I don’t spend a fortune at an arts shop and my scrapbook isn’t going to win any awards for being pretty, but it works for me. It’s a nearly-free way of keeping track of my values and ambitions as well as serving as a dose of inspiration on occasion. Scrapbooking doesn’t need to be a hobby – if you want to call it that – just for the ladies and doesn’t need to cover your room in glitter when you open it. If you need to keep track of the career you want to forge when you feel stuck on a sales job, or you’re someone who struggles to acknowledge how you’re feeling when you’re juggling responsibilities, or if you just want a way to note down how the change of seasons inspires you, scrapbooking is a quick and easy way to do that.
Scrapbooking may seem like a bit of a waste of time, especially if you’re artistically inept (like me) but the benefits you get from doing it once a month may surprise you. I challenge you to give it a go and let me know if it works for you. Here are my tips!
What you’ll need:
- A pair of scissors
- Magazines, junk mail, birthday cards!
- Something to stick with. A glue stick is best but be careful not to stick the pages together. Sounds obvious but it happens.
- The scrapbook itself. I just use a normal A4 pad.
When looking for graphics to cut out, I try to get a balance between what instantly catches my eye and what actually carries some relevance. I’ll cut out a cute kitten and have it alongside a quote that struck a chord with me because the point is to be able to flick through the pages of my scrapbook and feel a connection to who I am, what I want and the things I enjoy in life. Keep the cuttings you’re going to chuck in one place else it becomes a nightmare. I have woken up with bits of an advert stuck on my head before.
Now for the fun part.
Make a rough arrangement of the layout of your graphics before you stick them in, otherwise you’ll end up with blank spaces and nothing that will fit in them. But don’t be pedantic about it: you’re not creating a masterpiece and it should probably be for your eyes only.
Get your glue stick out!
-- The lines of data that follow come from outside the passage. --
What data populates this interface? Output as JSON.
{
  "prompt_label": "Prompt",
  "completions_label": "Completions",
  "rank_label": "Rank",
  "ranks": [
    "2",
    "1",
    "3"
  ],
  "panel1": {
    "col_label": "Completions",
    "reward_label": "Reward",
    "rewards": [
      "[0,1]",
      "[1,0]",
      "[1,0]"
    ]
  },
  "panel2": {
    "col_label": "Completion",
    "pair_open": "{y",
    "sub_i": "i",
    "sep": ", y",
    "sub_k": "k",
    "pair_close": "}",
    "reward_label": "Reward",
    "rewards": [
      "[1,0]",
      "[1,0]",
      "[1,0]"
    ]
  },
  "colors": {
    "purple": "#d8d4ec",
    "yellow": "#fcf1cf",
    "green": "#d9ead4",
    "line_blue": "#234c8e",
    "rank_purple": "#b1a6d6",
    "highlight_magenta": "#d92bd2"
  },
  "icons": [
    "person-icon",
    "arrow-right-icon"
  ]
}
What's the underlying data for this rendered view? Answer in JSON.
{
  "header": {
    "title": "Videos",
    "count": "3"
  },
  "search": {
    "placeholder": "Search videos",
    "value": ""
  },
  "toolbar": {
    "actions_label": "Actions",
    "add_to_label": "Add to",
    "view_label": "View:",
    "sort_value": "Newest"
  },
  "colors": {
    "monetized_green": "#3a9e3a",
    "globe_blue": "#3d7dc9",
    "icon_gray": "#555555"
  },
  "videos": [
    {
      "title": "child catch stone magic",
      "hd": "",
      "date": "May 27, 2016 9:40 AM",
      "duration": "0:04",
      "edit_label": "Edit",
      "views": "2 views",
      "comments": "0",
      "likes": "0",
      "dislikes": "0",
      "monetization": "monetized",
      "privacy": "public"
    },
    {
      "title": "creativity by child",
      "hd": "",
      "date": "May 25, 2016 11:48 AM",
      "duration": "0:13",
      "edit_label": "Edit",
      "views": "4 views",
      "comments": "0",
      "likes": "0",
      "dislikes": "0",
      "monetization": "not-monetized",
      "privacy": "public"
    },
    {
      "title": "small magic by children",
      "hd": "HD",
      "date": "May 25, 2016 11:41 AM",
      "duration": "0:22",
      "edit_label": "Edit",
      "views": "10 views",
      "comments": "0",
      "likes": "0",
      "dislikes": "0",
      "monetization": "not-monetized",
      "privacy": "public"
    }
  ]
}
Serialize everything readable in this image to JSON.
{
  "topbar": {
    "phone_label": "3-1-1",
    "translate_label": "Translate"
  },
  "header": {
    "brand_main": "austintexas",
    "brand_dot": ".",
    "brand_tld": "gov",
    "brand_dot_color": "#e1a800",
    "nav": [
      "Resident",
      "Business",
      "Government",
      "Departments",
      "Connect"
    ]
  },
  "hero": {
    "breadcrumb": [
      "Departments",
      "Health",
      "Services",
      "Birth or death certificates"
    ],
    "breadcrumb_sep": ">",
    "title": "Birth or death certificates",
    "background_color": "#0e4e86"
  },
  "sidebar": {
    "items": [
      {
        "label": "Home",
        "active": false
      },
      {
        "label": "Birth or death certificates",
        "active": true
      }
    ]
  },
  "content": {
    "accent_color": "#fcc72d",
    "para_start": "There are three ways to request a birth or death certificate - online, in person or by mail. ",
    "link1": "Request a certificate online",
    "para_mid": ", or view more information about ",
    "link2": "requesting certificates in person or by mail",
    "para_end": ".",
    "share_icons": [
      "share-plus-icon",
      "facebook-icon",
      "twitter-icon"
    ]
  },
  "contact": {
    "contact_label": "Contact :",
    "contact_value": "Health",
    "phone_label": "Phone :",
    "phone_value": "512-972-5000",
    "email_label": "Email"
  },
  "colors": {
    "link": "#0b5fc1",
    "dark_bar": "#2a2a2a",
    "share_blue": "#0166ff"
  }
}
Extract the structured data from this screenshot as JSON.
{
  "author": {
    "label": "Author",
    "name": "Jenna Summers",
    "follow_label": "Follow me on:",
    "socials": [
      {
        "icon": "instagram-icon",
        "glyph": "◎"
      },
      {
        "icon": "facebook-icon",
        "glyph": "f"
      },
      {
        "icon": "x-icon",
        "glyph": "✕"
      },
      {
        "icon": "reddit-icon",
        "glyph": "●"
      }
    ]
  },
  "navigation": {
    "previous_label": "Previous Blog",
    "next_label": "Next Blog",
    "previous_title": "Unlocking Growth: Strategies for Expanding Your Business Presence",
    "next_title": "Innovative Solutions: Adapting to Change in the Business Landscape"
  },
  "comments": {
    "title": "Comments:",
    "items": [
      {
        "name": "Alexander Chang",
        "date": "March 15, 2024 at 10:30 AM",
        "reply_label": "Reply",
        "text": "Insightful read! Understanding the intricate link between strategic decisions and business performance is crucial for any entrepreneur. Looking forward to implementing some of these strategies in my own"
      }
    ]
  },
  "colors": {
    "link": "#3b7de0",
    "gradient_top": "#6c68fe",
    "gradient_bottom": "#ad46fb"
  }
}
I started my scrapbook in June of 2011 and I only have 12 pages. The reason for that is I don’t want this to become just another half-arsed project. If I have a month when I don’t feel inspired to do it, I’m not going to force myself and I don’t want the pages to be filled with graphics that don’t mean anything to me a year later. Of course, there are some things in there that don’t carry the same value to me as they did when I stuck them in but that’s part of the point: I can look back at what drove me to work hard last year and realise that my career ambitions have changed or that I’m not into polka-dot tights anymore. It’s a pretty good way to evaluate myself for five minutes without the navel-gazing and that comes in pretty handy when my life is shaken around a bit, like I mentioned in my last post.
I’d love it if you try this and show me the results! Plus, follow my digital scrapbooking on weheartit.